Today at CoreOS Fest 2016 in Berlin, we recognize the hard work of the community that helped get us where we are, and dive into the latest news about some of our most beloved projects and products, including etcd, rkt, Clair, and more.
Today we're thrilled to announce version 1.2 of Tectonic, the CoreOS enterprise Kubernetes distribution for running and managing application container clusters. Tectonic is a completely supported technology stack for deploying containers in production. Built atop the CoreOS Linux operating system and the Kubernetes cluster orchestrator, Tectonic packages an array of tools for deploying, monitoring, and managing applications and infrastructure.
We are excited to officially introduce Ignition, the next-generation machine provisioning utility from CoreOS. Those who follow along closely may have noticed that Ignition has been a part of CoreOS for the better part of a year. The project has had time to be tested and to mature, and the features and user interface are in a place where we are happy to encourage daily, heavy duty use. It’s also a good time to welcome the community to test and help improve Ignition. Before diving into the details, let's understand why we built Ignition in the first place.

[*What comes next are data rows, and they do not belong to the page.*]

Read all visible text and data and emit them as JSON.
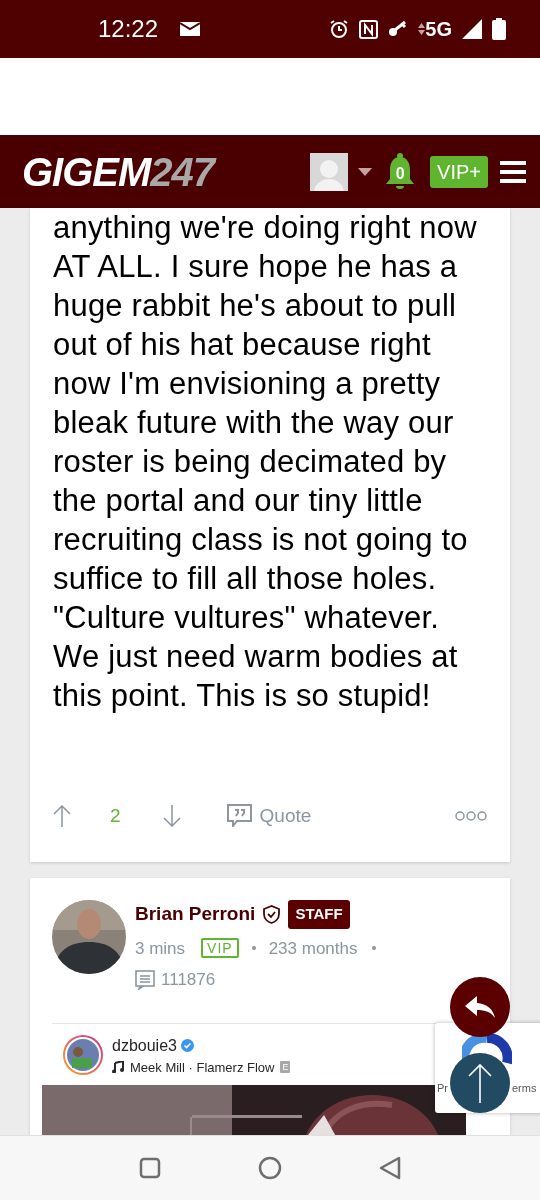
{
  "status_bar": {
    "time": "12:22",
    "network": "5G"
  },
  "header": {
    "logo_main": "GIGEM",
    "logo_accent": "247",
    "notifications": "0",
    "vip_button": "VIP+"
  },
  "post": {
    "body": "anything we're doing right now AT ALL. I sure hope he has a huge rabbit he's about to pull out of his hat because right now I'm envisioning a pretty bleak future with the way our roster is being decimated by the portal and our tiny little recruiting class is not going to suffice to fill all those holes. \"Culture vultures\" whatever. We just need warm bodies at this point. This is so stupid!",
    "votes": "2",
    "quote": "Quote"
  },
  "reply": {
    "author": "Brian Perroni",
    "badge": "STAFF",
    "time": "3 mins",
    "vip": "VIP",
    "tenure": "233 months",
    "post_count": "111876",
    "embed": {
      "username": "dzbouie3",
      "verified": true,
      "song": "Meek Mill · Flamerz Flow",
      "explicit": "E"
    }
  },
  "recaptcha": {
    "left_text": "Pr",
    "right_text": "erms"
  }
}
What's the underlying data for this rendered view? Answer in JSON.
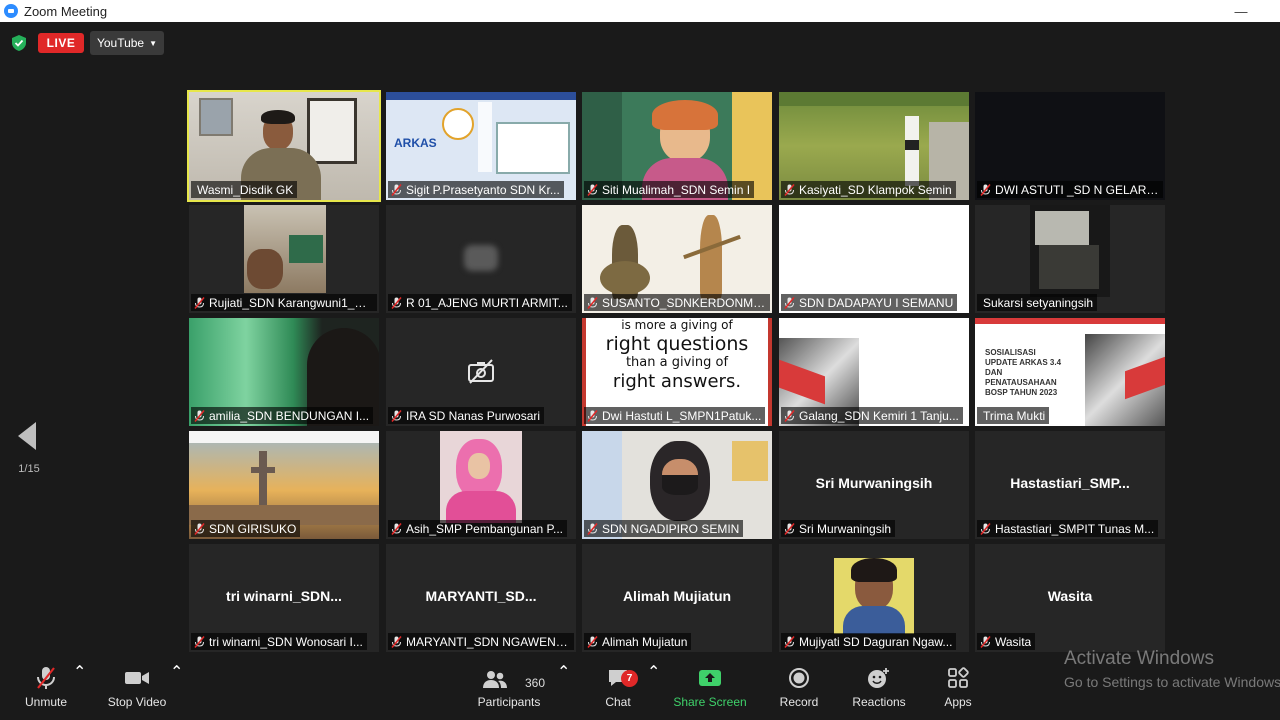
{
  "window": {
    "title": "Zoom Meeting"
  },
  "topbar": {
    "live_label": "LIVE",
    "stream_label": "YouTube"
  },
  "gallery": {
    "page_indicator": "1/15",
    "tiles": [
      {
        "name": "Wasmi_Disdik GK",
        "active": true,
        "muted": false,
        "kind": "person-office"
      },
      {
        "name": "Sigit P.Prasetyanto SDN Kr...",
        "muted": true,
        "kind": "slide-arkas"
      },
      {
        "name": "Siti Mualimah_SDN Semin I",
        "muted": true,
        "kind": "person-classroom"
      },
      {
        "name": "Kasiyati_SD Klampok Semin",
        "muted": true,
        "kind": "outdoor-field"
      },
      {
        "name": "DWI ASTUTI _SD N GELARA...",
        "muted": true,
        "kind": "dark"
      },
      {
        "name": "Rujiati_SDN Karangwuni1_R...",
        "muted": true,
        "kind": "small-room"
      },
      {
        "name": "R 01_AJENG MURTI ARMIT...",
        "muted": true,
        "kind": "blurred"
      },
      {
        "name": "SUSANTO_SDNKERDONMI...",
        "muted": true,
        "kind": "wayang"
      },
      {
        "name": "SDN DADAPAYU I SEMANU",
        "muted": true,
        "kind": "white"
      },
      {
        "name": "Sukarsi setyaningsih",
        "muted": false,
        "kind": "dark-room"
      },
      {
        "name": "amilia_SDN BENDUNGAN I...",
        "muted": true,
        "kind": "green-curtain"
      },
      {
        "name": "IRA SD Nanas Purwosari",
        "muted": true,
        "kind": "video-off"
      },
      {
        "name": "Dwi Hastuti L_SMPN1Patuk...",
        "muted": true,
        "kind": "quote",
        "quote_lines": [
          "is more a giving of",
          "right questions",
          "than a giving of",
          "right answers."
        ]
      },
      {
        "name": "Galang_SDN Kemiri 1 Tanju...",
        "muted": true,
        "kind": "slide-mirror"
      },
      {
        "name": "Trima Mukti",
        "muted": false,
        "kind": "slide-sosialisasi",
        "slide_lines": [
          "SOSIALISASI",
          "UPDATE ARKAS 3.4",
          "DAN",
          "PENATAUSAHAAN",
          "BOSP TAHUN 2023"
        ]
      },
      {
        "name": "SDN GIRISUKO",
        "muted": true,
        "kind": "photo-landmark"
      },
      {
        "name": "Asih_SMP Pembangunan P...",
        "muted": true,
        "kind": "person-pink"
      },
      {
        "name": "SDN NGADIPIRO SEMIN",
        "muted": true,
        "kind": "person-mask"
      },
      {
        "name": "Sri Murwaningsih",
        "muted": true,
        "kind": "text",
        "display": "Sri Murwaningsih"
      },
      {
        "name": "Hastastiari_SMPIT Tunas M...",
        "muted": true,
        "kind": "text",
        "display": "Hastastiari_SMP..."
      },
      {
        "name": "tri winarni_SDN Wonosari I...",
        "muted": true,
        "kind": "text",
        "display": "tri  winarni_SDN..."
      },
      {
        "name": "MARYANTI_SDN NGAWEN IV",
        "muted": true,
        "kind": "text",
        "display": "MARYANTI_SD..."
      },
      {
        "name": "Alimah Mujiatun",
        "muted": true,
        "kind": "text",
        "display": "Alimah Mujiatun"
      },
      {
        "name": "Mujiyati SD Daguran Ngaw...",
        "muted": true,
        "kind": "person-photo"
      },
      {
        "name": "Wasita",
        "muted": true,
        "kind": "text",
        "display": "Wasita"
      }
    ]
  },
  "toolbar": {
    "unmute": "Unmute",
    "stop_video": "Stop Video",
    "participants": "Participants",
    "participants_count": "360",
    "chat": "Chat",
    "chat_badge": "7",
    "share_screen": "Share Screen",
    "record": "Record",
    "reactions": "Reactions",
    "apps": "Apps"
  },
  "watermark": {
    "line1": "Activate Windows",
    "line2": "Go to Settings to activate Windows."
  },
  "colors": {
    "live": "#e02828",
    "active_speaker": "#e7e74b",
    "share_green": "#3fd16a",
    "accent": "#2d8cff"
  }
}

The latest edition of rkt, the modern, secure container engine required to assemble and secure today’s infrastructure at scale, introduces a number of updates to highlight. rkt version 1.3.0 improves handling of errors within app containers, tightens security for rkt’s modular stage1 images, and provides a more compatible handling of volumes when executing Docker container images rather than rkt’s native ACI image format.

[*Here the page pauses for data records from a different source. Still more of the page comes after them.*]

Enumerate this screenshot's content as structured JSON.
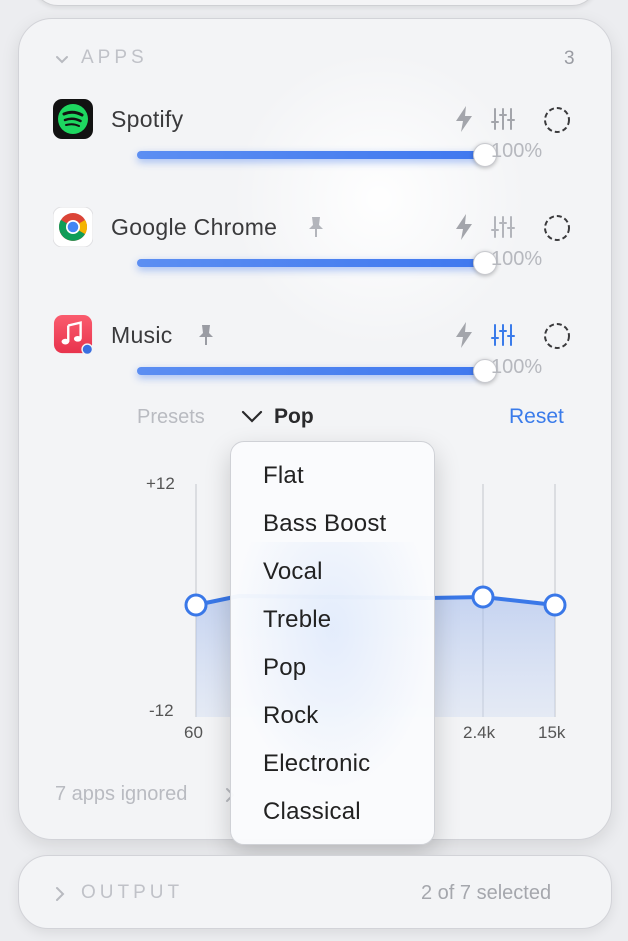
{
  "apps_section": {
    "title": "APPS",
    "count": "3",
    "items": [
      {
        "name": "Spotify",
        "volume_label": "100%",
        "volume": 1.0,
        "pinned": false,
        "eq_active": false
      },
      {
        "name": "Google Chrome",
        "volume_label": "100%",
        "volume": 1.0,
        "pinned": true,
        "eq_active": false
      },
      {
        "name": "Music",
        "volume_label": "100%",
        "volume": 1.0,
        "pinned": true,
        "eq_active": true
      }
    ]
  },
  "equalizer": {
    "presets_label": "Presets",
    "selected_preset": "Pop",
    "reset_label": "Reset",
    "y_max_label": "+12",
    "y_min_label": "-12",
    "x_labels": [
      "60",
      "2.4k",
      "15k"
    ]
  },
  "preset_menu": {
    "options": [
      "Flat",
      "Bass Boost",
      "Vocal",
      "Treble",
      "Pop",
      "Rock",
      "Electronic",
      "Classical"
    ]
  },
  "footer": {
    "ignored_text": "7 apps ignored"
  },
  "output_section": {
    "title": "OUTPUT",
    "selected_text": "2 of 7 selected"
  },
  "colors": {
    "accent": "#3a7bea",
    "slider": "#4a82f0",
    "spotify_green": "#1ed760",
    "music_red": "#f24a5e"
  }
}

You may have heard that the open source project Clair by CoreOS recently released version 1.0. If you’ve been following along, you may also know that Quay’s Security Scanner, a container registry feature that analyzes container images for known vulnerabilities, is based on Clair. Quay Security Scanner now has an entirely new interface atop the Clair 1.0 APIs and PostgreSQL backend.

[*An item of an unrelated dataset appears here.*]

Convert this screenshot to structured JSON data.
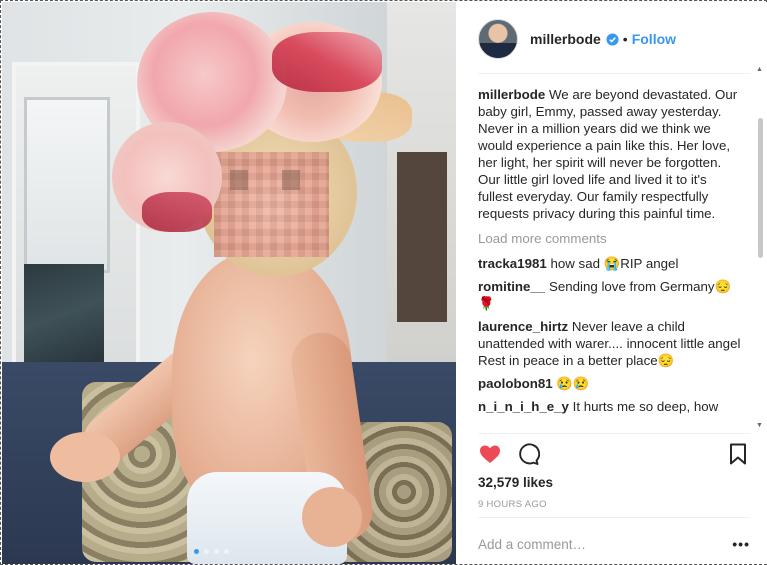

Today we’re happy to announce the release of etcd v2.3.0, focusing on improving stability and reliability. This release also introduces an experimental implementation of the next-generation v3 API, including a client and command line tool, providing developers early access to the future of etcd.
A high severity bug in OpenSSL has been patched in the latest versions of CoreOS across the Alpha, Beta, and Stable channels. CoreOS systems set to perform automatic updates (the default) will receive the fix in the next several hours.
If automatic updates are disabled, you can force an update by running update_engine_client -check_for_update.